4) As a fourth step, it is crucial to identify the areas which should be eliminated or should be changed to make the organisation more efficient. Any area which is not contributing to the value creation should be eliminated to save money. Any area which is contributing to the value creation but is not optimised to make the organisation more efficient should be changed to make the organisation more efficient.
5) As a fifth step, it is crucial to understand the impact of the change on the current situation and the future situation. The impact of the change on the current situation should be analysed and the impact of the change on the current situation should be understood. The impact of the change on the future should be analysed and the impact of the change on the future should be understood.
6) As a last step, the most important step is to understand the cost and benefit of the change and the entire financials should be taken into account. The cost of the change in the current situation should be compared with the cost of the change to the future and the change should be implemented only when the cost-benefit is in favour of the change. The implementation should be done in the most efficient way to minimise the impact of the change on the current situation. This helps to ensure that the change is sustainable and also impacts positively on the future situation.
Cost optimisation is a process that requires careful planning and understanding of the entire process to be implemented.
The organisation should always be working on its business model, all the activities which are part of the business model and the factors which are affecting the cost. Only then the organisation will be able to implement the right cost optimisation.
Organisations should not take a reactive approach to achieve savings by cutting costs.
By implementing cost optimisation, an organisation will be able to create value and also be sustainable.
If the cost-cutting is done in a reactive way with the expectation of saving money, then it is most likely that the organisation will not be able to sustain the process and will not be able to reap the value.
(Head of Finance | Strategist | Problem Solver | Cross-functional & Process Improvement Manager| FP&A | Driving Processes, Products)

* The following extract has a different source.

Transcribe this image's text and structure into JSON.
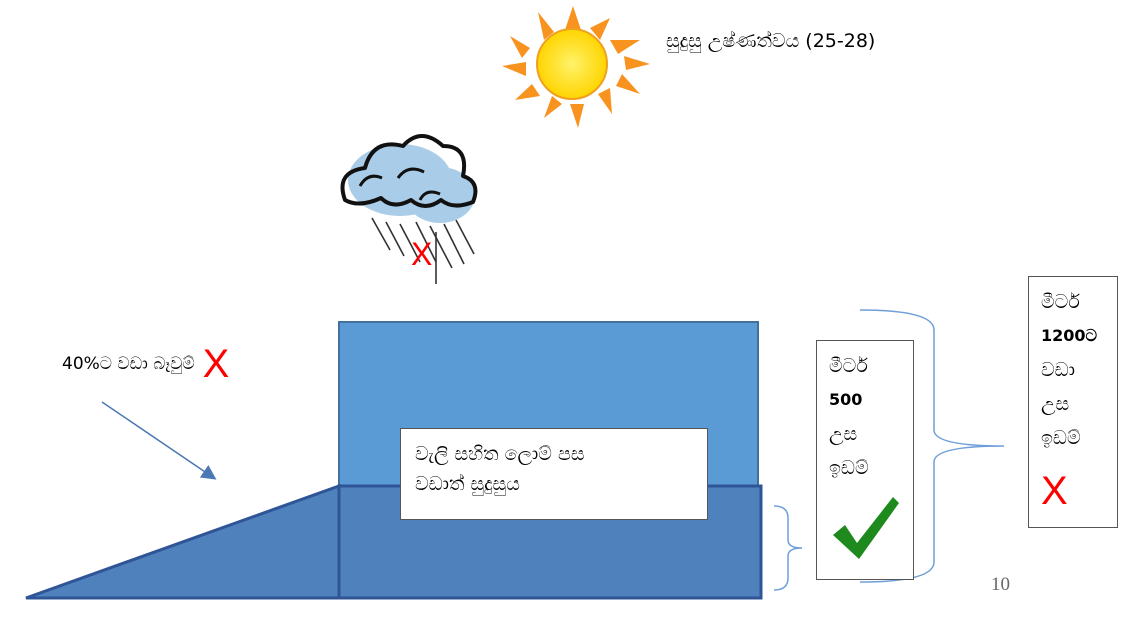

He can be reached via email – email@example.com or a private message on LinkedIn if you would like to discuss this topic further.